(TASK INPUTS)

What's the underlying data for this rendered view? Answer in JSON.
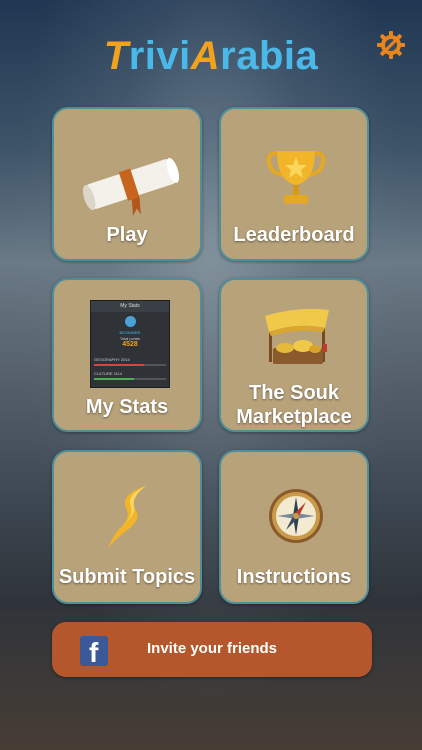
{
  "app": {
    "logo_t": "T",
    "logo_rivi": "rivi",
    "logo_a": "A",
    "logo_rabia": "rabia"
  },
  "icons": {
    "settings": "gear-wrench-icon",
    "play": "scroll-icon",
    "leaderboard": "trophy-icon",
    "stats": "stats-screen-thumbnail",
    "souk": "market-stall-icon",
    "submit": "lightning-s-icon",
    "instructions": "compass-icon",
    "facebook": "facebook-icon"
  },
  "tiles": {
    "play": "Play",
    "leaderboard": "Leaderboard",
    "stats": "My Stats",
    "souk_line1": "The Souk",
    "souk_line2": "Marketplace",
    "submit": "Submit Topics",
    "instructions": "Instructions"
  },
  "stats_preview": {
    "title": "My Stats",
    "rank": "BEGINNER",
    "points_label": "Total points",
    "points": "4528",
    "row1_label": "GEOGRAPHY",
    "row1_value": "2014",
    "row2_label": "CULTURE",
    "row2_value": "1114"
  },
  "invite": {
    "fb_letter": "f",
    "label": "Invite your friends"
  },
  "colors": {
    "tile": "#b8a27a",
    "tile_border": "#4f8f9a",
    "invite": "#b5572c",
    "accent_orange": "#f2a21d",
    "accent_blue": "#4ab8e8",
    "facebook": "#3b5998"
  }
}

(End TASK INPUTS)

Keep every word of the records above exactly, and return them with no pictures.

EXPECTED ANSWER -
What's the underlying data for this rendered view? Answer in JSON.
{
  "app": {
    "logo_t": "T",
    "logo_rivi": "rivi",
    "logo_a": "A",
    "logo_rabia": "rabia"
  },
  "icons": {
    "settings": "gear-wrench-icon",
    "play": "scroll-icon",
    "leaderboard": "trophy-icon",
    "stats": "stats-screen-thumbnail",
    "souk": "market-stall-icon",
    "submit": "lightning-s-icon",
    "instructions": "compass-icon",
    "facebook": "facebook-icon"
  },
  "tiles": {
    "play": "Play",
    "leaderboard": "Leaderboard",
    "stats": "My Stats",
    "souk_line1": "The Souk",
    "souk_line2": "Marketplace",
    "submit": "Submit Topics",
    "instructions": "Instructions"
  },
  "stats_preview": {
    "title": "My Stats",
    "rank": "BEGINNER",
    "points_label": "Total points",
    "points": "4528",
    "row1_label": "GEOGRAPHY",
    "row1_value": "2014",
    "row2_label": "CULTURE",
    "row2_value": "1114"
  },
  "invite": {
    "fb_letter": "f",
    "label": "Invite your friends"
  },
  "colors": {
    "tile": "#b8a27a",
    "tile_border": "#4f8f9a",
    "invite": "#b5572c",
    "accent_orange": "#f2a21d",
    "accent_blue": "#4ab8e8",
    "facebook": "#3b5998"
  }
}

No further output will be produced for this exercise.